Records from a data collection
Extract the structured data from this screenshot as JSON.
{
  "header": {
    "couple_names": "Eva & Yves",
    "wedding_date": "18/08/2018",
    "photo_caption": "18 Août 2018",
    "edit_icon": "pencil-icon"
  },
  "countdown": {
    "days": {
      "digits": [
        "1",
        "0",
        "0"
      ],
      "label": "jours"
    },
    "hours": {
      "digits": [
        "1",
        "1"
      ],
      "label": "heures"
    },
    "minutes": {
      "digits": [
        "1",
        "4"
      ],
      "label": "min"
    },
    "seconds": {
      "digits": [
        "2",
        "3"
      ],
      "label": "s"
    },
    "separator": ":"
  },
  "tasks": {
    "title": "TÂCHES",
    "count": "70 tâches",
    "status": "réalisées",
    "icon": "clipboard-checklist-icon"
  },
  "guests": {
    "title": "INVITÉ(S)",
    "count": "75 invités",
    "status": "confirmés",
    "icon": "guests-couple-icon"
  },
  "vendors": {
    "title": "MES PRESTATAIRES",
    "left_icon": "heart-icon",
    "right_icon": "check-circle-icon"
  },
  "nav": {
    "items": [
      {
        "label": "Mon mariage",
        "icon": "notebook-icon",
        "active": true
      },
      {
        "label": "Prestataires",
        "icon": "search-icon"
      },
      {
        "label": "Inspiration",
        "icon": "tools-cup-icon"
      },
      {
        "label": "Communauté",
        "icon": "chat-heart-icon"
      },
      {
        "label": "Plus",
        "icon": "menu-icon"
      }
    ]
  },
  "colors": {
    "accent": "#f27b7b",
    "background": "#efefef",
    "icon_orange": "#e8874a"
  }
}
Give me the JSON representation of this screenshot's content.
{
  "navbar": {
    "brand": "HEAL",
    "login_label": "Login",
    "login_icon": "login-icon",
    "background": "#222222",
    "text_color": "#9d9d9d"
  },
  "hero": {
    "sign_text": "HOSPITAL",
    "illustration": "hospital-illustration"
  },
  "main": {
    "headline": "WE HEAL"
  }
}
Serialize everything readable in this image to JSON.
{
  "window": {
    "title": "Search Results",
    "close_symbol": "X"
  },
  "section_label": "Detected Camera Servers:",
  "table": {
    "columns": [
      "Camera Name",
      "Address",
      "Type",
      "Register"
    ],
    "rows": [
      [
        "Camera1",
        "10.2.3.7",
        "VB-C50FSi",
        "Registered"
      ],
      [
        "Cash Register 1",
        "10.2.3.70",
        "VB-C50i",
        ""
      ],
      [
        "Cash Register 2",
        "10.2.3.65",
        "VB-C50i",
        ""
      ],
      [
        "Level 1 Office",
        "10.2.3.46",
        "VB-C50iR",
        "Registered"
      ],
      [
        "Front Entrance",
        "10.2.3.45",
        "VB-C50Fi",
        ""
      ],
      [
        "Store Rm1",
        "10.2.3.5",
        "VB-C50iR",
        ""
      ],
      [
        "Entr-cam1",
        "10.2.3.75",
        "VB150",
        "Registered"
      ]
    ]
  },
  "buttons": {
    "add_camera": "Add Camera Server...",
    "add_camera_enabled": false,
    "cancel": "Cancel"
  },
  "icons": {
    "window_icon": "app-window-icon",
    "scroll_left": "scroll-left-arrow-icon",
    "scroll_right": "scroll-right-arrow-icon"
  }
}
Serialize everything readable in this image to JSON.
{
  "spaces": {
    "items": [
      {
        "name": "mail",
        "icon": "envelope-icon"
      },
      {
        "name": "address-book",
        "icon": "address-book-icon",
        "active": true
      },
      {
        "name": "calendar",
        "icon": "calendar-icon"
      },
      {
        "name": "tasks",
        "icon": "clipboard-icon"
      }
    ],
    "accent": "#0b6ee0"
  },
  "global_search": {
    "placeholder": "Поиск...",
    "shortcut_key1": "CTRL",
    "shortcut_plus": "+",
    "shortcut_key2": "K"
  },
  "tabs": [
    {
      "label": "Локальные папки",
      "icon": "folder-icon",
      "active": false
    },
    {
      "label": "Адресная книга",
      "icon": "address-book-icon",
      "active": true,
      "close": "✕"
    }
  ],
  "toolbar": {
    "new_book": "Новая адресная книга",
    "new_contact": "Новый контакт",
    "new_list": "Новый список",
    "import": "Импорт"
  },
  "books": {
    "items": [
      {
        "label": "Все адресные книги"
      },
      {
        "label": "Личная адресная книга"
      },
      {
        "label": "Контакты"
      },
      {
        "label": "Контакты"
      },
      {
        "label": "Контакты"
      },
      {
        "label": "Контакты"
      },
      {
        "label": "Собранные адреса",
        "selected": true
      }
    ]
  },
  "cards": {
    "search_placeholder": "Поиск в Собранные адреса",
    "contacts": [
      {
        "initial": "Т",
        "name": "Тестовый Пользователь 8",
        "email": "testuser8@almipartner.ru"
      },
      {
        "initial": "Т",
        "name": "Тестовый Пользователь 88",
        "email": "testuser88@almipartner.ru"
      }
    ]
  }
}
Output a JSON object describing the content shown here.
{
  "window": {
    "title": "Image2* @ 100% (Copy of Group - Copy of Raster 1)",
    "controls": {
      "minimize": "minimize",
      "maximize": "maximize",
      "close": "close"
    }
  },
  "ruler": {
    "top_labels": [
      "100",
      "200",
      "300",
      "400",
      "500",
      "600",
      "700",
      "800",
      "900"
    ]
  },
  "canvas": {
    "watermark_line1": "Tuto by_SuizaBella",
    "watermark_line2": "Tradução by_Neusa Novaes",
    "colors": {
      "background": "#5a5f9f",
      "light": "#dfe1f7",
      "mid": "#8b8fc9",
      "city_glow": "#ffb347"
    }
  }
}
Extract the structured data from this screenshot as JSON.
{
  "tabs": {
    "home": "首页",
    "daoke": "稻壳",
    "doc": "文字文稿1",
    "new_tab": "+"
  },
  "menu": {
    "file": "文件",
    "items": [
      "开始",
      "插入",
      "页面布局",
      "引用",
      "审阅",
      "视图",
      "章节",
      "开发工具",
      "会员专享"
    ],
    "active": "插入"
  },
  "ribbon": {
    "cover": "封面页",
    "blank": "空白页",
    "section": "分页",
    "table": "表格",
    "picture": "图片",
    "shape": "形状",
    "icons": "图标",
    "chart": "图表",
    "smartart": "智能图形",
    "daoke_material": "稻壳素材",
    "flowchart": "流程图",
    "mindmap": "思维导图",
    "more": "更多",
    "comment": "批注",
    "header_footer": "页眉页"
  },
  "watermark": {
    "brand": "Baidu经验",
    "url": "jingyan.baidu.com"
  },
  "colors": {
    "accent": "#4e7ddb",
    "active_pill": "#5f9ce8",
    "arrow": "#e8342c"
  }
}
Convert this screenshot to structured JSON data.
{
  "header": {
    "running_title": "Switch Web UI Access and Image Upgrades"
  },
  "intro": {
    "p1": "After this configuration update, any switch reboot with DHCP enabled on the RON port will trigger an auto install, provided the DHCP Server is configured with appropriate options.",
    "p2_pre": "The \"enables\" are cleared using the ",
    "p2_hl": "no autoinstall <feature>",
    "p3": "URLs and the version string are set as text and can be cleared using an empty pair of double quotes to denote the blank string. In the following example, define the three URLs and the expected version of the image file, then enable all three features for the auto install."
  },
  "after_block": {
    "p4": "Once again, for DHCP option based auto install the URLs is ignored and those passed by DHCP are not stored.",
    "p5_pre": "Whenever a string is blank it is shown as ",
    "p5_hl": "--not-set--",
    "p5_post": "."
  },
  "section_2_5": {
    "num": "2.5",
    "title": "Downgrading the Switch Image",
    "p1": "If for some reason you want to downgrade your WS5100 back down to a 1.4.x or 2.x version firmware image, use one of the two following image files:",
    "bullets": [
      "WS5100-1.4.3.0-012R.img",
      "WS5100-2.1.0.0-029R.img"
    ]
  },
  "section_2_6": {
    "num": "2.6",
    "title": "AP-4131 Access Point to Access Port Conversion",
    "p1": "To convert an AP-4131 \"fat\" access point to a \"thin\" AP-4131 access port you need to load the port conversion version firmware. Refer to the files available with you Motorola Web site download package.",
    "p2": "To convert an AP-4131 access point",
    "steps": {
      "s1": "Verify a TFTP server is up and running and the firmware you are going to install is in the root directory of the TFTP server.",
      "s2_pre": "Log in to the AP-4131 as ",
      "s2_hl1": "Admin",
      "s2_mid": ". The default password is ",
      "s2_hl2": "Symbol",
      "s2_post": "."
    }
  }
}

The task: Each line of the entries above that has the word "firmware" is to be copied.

Response:
    "p1": "If for some reason you want to downgrade your WS5100 back down to a 1.4.x or 2.x version firmware image, use one of the two following image files:",
    "p1": "To convert an AP-4131 \"fat\" access point to a \"thin\" AP-4131 access port you need to load the port conversion version firmware. Refer to the files available with you Motorola Web site download package.",
      "s1": "Verify a TFTP server is up and running and the firmware you are going to install is in the root directory of the TFTP server.",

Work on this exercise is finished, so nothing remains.